Each line holding the string "tallest" is to be copied from the data.

Excerpts from an interface dataset:
◆ ◆ ◆ ◆ ◆

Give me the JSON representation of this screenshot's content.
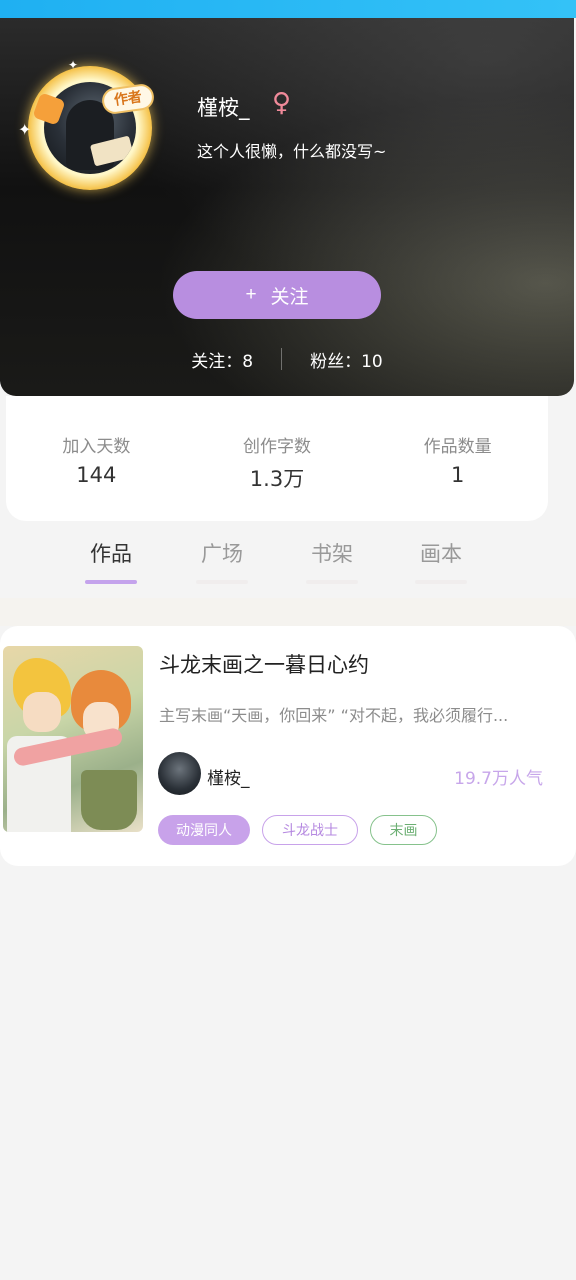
{
  "profile": {
    "username": "槿桉_",
    "gender_symbol": "♀",
    "bio": "这个人很懒，什么都没写~",
    "author_badge": "作者",
    "follow_button": {
      "plus": "+",
      "label": "关注"
    },
    "following_label": "关注：8",
    "followers_label": "粉丝：10"
  },
  "info": [
    {
      "label": "加入天数",
      "value": "144"
    },
    {
      "label": "创作字数",
      "value": "1.3万"
    },
    {
      "label": "作品数量",
      "value": "1"
    }
  ],
  "tabs": [
    {
      "label": "作品",
      "active": true
    },
    {
      "label": "广场",
      "active": false
    },
    {
      "label": "书架",
      "active": false
    },
    {
      "label": "画本",
      "active": false
    }
  ],
  "work": {
    "title": "斗龙末画之一暮日心约",
    "description": "主写末画“天画，你回来” “对不起，我必须履行...",
    "author": "槿桉_",
    "popularity": "19.7万人气",
    "tags": [
      "动漫同人",
      "斗龙战士",
      "末画"
    ]
  },
  "colors": {
    "accent": "#b88ee0",
    "top_bar": "#1fb0f2",
    "tag_green": "#86c28c"
  }
}
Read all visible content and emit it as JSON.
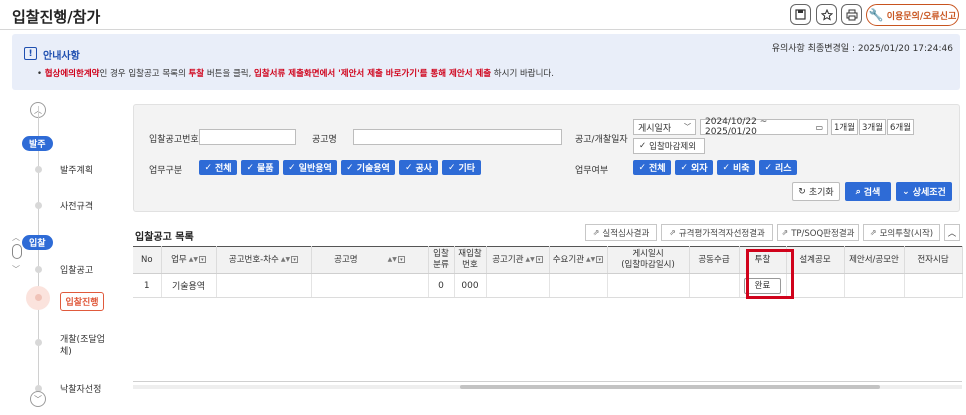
{
  "page": {
    "title": "입찰진행/참가"
  },
  "toolbar": {
    "print_icon": "printer-icon",
    "favorite_icon": "star-icon",
    "save_icon": "save-icon",
    "report_label": "이용문의/오류신고",
    "report_icon": "wrench-icon"
  },
  "notice": {
    "title": "안내사항",
    "date_text": "유의사항 최종변경일 : 2025/01/20 17:24:46",
    "text_red1": "협상에의한계약",
    "text_mid1": "인 경우 입찰공고 목록의 ",
    "text_red2": "투찰",
    "text_mid2": " 버튼을 클릭, ",
    "text_red3": "입찰서류 제출화면에서 '제안서 제출 바로가기'를 통해 제안서 제출",
    "text_end": " 하시기 바랍니다."
  },
  "stepper": {
    "group1": "발주",
    "step1": "발주계획",
    "step2": "사전규격",
    "group2": "입찰",
    "step3": "입찰공고",
    "step4": "입찰진행",
    "step5": "개찰(조달업체)",
    "step6": "낙찰자선정"
  },
  "search": {
    "notice_no_label": "입찰공고번호",
    "notice_no_value": "",
    "notice_name_label": "공고명",
    "notice_name_value": "",
    "date_label": "공고/개찰일자",
    "date_type": "게시일자",
    "date_range": "2024/10/22  ~  2025/01/20",
    "period1": "1개월",
    "period2": "3개월",
    "period3": "6개월",
    "exclude_closed": "입찰마감제외",
    "work_type_label": "업무구분",
    "work_types": [
      "전체",
      "물품",
      "일반용역",
      "기술용역",
      "공사",
      "기타"
    ],
    "work_status_label": "업무여부",
    "work_statuses": [
      "전체",
      "외자",
      "비축",
      "리스"
    ],
    "reset_label": "초기화",
    "search_label": "검색",
    "detail_label": "상세조건"
  },
  "list": {
    "title": "입찰공고 목록",
    "buttons": [
      "실적심사결과",
      "규격평가적격자선정결과",
      "TP/SOQ판정결과",
      "모의투찰(시작)"
    ],
    "columns": [
      "No",
      "업무",
      "공고번호-차수",
      "공고명",
      "입찰\n분류",
      "재입찰\n번호",
      "공고기관",
      "수요기관",
      "게시일시\n(입찰마감일시)",
      "공동수급",
      "투찰",
      "설계공모",
      "제안서/공모안",
      "전자시담"
    ],
    "rows": [
      {
        "no": "1",
        "work": "기술용역",
        "notice_no": "",
        "notice_name": "",
        "bid_class": "0",
        "rebid_no": "000",
        "org": "",
        "demand_org": "",
        "posted": "",
        "joint": "",
        "bid_button": "완료",
        "design": "",
        "proposal": "",
        "e_negotiation": ""
      }
    ]
  },
  "colors": {
    "accent": "#2e6bd6",
    "highlight": "#d0021b",
    "active_step": "#e05a3c"
  }
}
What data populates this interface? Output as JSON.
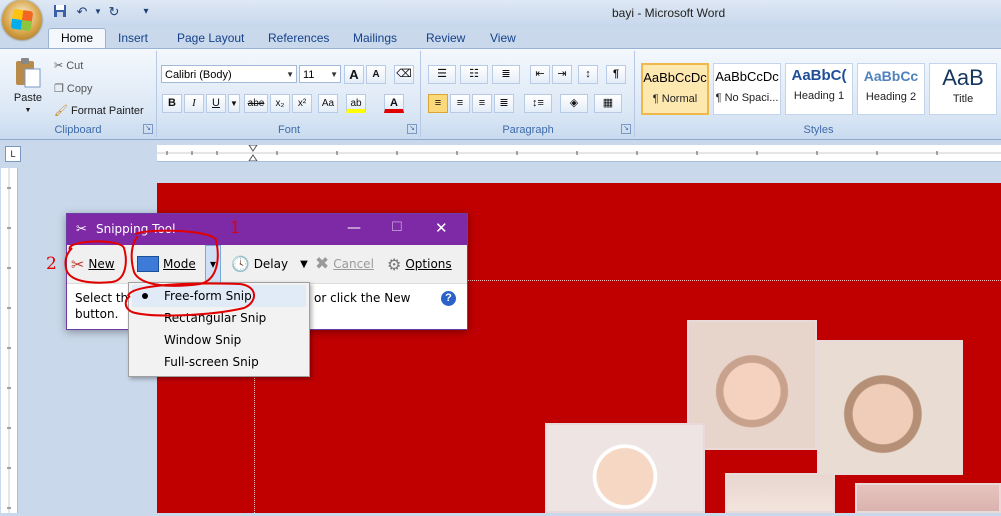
{
  "window": {
    "title": "bayi - Microsoft Word"
  },
  "quick_access": {
    "save": "save-icon",
    "undo": "undo-icon",
    "redo": "redo-icon"
  },
  "tabs": [
    "Home",
    "Insert",
    "Page Layout",
    "References",
    "Mailings",
    "Review",
    "View"
  ],
  "ribbon": {
    "clipboard": {
      "label": "Clipboard",
      "paste": "Paste",
      "cut": "Cut",
      "copy": "Copy",
      "format_painter": "Format Painter"
    },
    "font": {
      "label": "Font",
      "font_name": "Calibri (Body)",
      "font_size": "11",
      "bold": "B",
      "italic": "I",
      "underline": "U",
      "strike": "abe",
      "subscript": "x₂",
      "superscript": "x²",
      "grow": "A",
      "shrink": "A",
      "highlight": "ab",
      "font_color": "A"
    },
    "paragraph": {
      "label": "Paragraph",
      "pilcrow": "¶"
    },
    "styles": {
      "label": "Styles",
      "items": [
        {
          "preview": "AaBbCcDc",
          "name": "¶ Normal"
        },
        {
          "preview": "AaBbCcDc",
          "name": "¶ No Spaci..."
        },
        {
          "preview": "AaBbC(",
          "name": "Heading 1"
        },
        {
          "preview": "AaBbCc",
          "name": "Heading 2"
        },
        {
          "preview": "AaB",
          "name": "Title"
        }
      ]
    }
  },
  "snipping_tool": {
    "title": "Snipping Tool",
    "new": "New",
    "mode": "Mode",
    "delay": "Delay",
    "cancel": "Cancel",
    "options": "Options",
    "body_left": "Select the",
    "body_right": "or click the New",
    "body_line2": "button.",
    "help": "?"
  },
  "mode_menu": {
    "items": [
      "Free-form Snip",
      "Rectangular Snip",
      "Window Snip",
      "Full-screen Snip"
    ],
    "selected": "Free-form Snip"
  },
  "annotations": {
    "one": "1",
    "two": "2"
  },
  "colors": {
    "page_bg": "#c00000",
    "snip_titlebar": "#7e2aa6",
    "annotation": "#e00000"
  }
}
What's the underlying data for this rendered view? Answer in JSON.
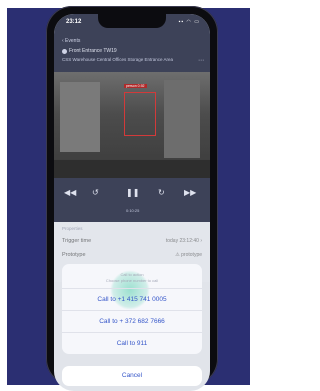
{
  "status": {
    "time": "23:12"
  },
  "header": {
    "back_label": "‹ Events",
    "camera_name": "Front Entrance TW19",
    "camera_location": "CSS Warehouse Central Offices Storage Entrance Area"
  },
  "video": {
    "detection_label": "person 0.92"
  },
  "player": {
    "timestamp": "0:10:25"
  },
  "details": {
    "section": "Properties",
    "rows": [
      {
        "label": "Trigger time",
        "value": "today 23:12:40 ›"
      },
      {
        "label": "Prototype",
        "value": "⚠ prototype"
      }
    ]
  },
  "sheet": {
    "title_line1": "Call to action",
    "title_line2": "Choose phone number to call",
    "options": [
      "Call to +1 415 741 0005",
      "Call to + 372 682 7666",
      "Call to 911"
    ],
    "cancel_label": "Cancel"
  }
}
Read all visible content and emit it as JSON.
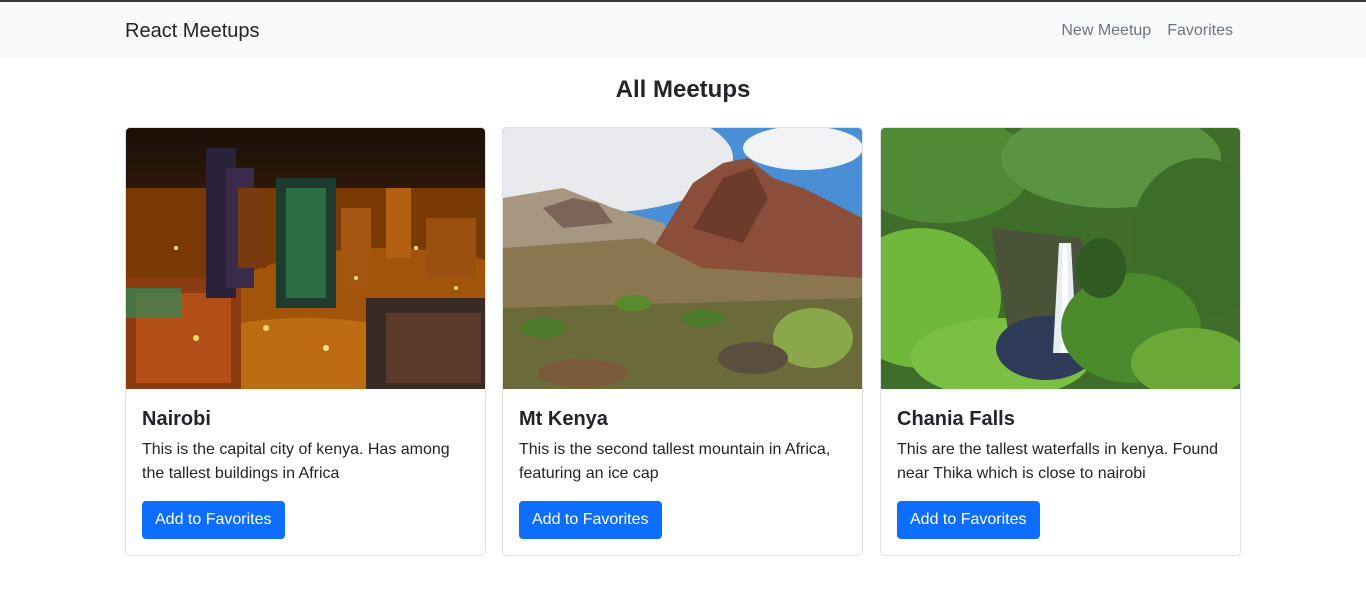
{
  "app": {
    "brand": "React Meetups"
  },
  "nav": {
    "links": [
      {
        "label": "New Meetup"
      },
      {
        "label": "Favorites"
      }
    ]
  },
  "page": {
    "title": "All Meetups"
  },
  "meetups": [
    {
      "title": "Nairobi",
      "description": "This is the capital city of kenya. Has among the tallest buildings in Africa",
      "button_label": "Add to Favorites"
    },
    {
      "title": "Mt Kenya",
      "description": "This is the second tallest mountain in Africa, featuring an ice cap",
      "button_label": "Add to Favorites"
    },
    {
      "title": "Chania Falls",
      "description": "This are the tallest waterfalls in kenya. Found near Thika which is close to nairobi",
      "button_label": "Add to Favorites"
    }
  ],
  "colors": {
    "primary": "#0d6efd",
    "navbar_bg": "#f8f9fa",
    "muted_link": "#6c757d"
  }
}
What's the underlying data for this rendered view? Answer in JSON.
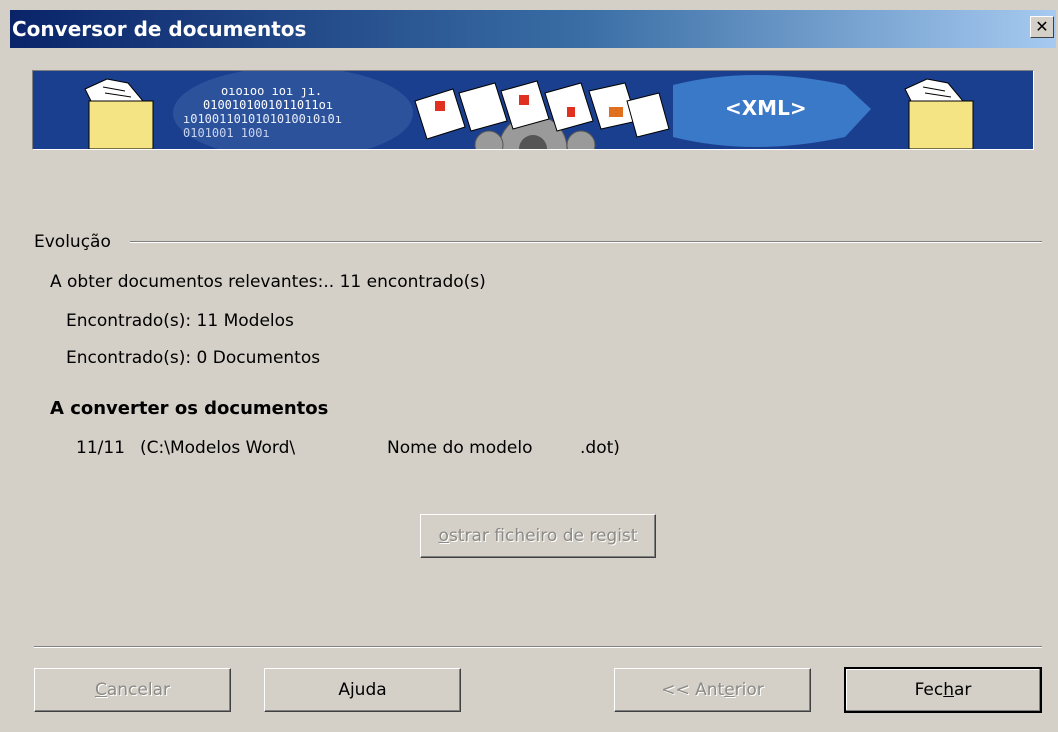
{
  "window": {
    "title": "Conversor de documentos",
    "close_glyph": "✕"
  },
  "banner": {
    "xml_label": "<XML>",
    "binary_lines": [
      "oıoıoo ıoı  ȷı.",
      "0100101001011011oı",
      "ı0100110101010100ı0ı0ı",
      "0101001      100ı"
    ],
    "colors": {
      "background": "#1b3f8f",
      "folder": "#f5e484",
      "arrow": "#3a78c8"
    }
  },
  "progress": {
    "group_label": "Evolução",
    "lines": [
      "A obter documentos relevantes:..   11  encontrado(s)",
      "Encontrado(s): 11 Modelos",
      "Encontrado(s): 0 Documentos"
    ],
    "converting_heading": "A converter os documentos",
    "current_item": {
      "counter": "11/11",
      "path": "(C:\\Modelos Word\\",
      "name": "Nome do modelo",
      "ext": ".dot)"
    },
    "log_button_label": "ostrar ficheiro de regist",
    "log_button_underline": "o",
    "log_button_rest": "strar ficheiro de regist"
  },
  "buttons": {
    "cancel": {
      "u": "C",
      "rest": "ancelar"
    },
    "help": {
      "label": "Ajuda"
    },
    "back": {
      "pre": "<< Ant",
      "u": "e",
      "post": "rior"
    },
    "close": {
      "pre": "Fec",
      "u": "h",
      "post": "ar"
    }
  }
}
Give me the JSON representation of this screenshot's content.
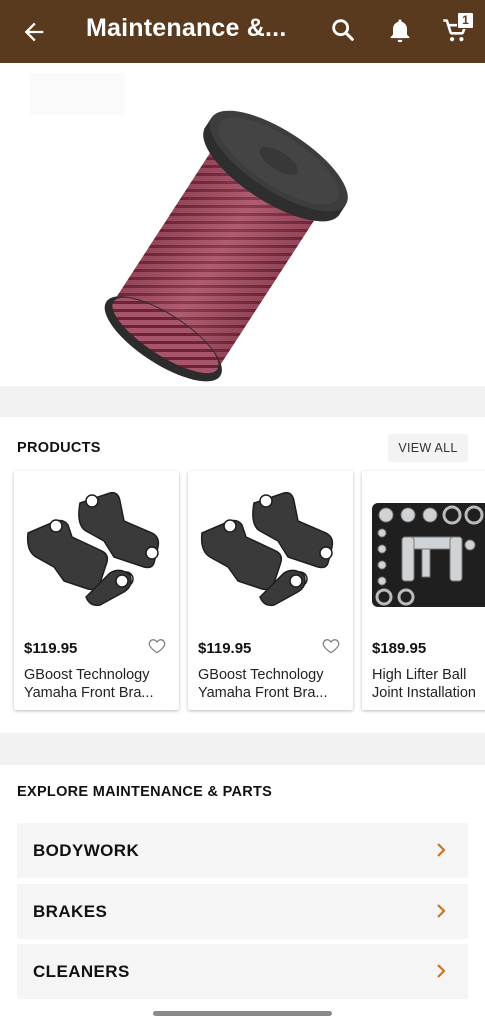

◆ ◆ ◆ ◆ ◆

[Worked solution]:
      "description": "This is the capital city of kenya. Has among the tallest buildings in Africa",
      "description": "This is the second tallest mountain in Africa, featuring an ice cap",
      "description": "This are the tallest waterfalls in kenya. Found near Thika which is close to nairobi",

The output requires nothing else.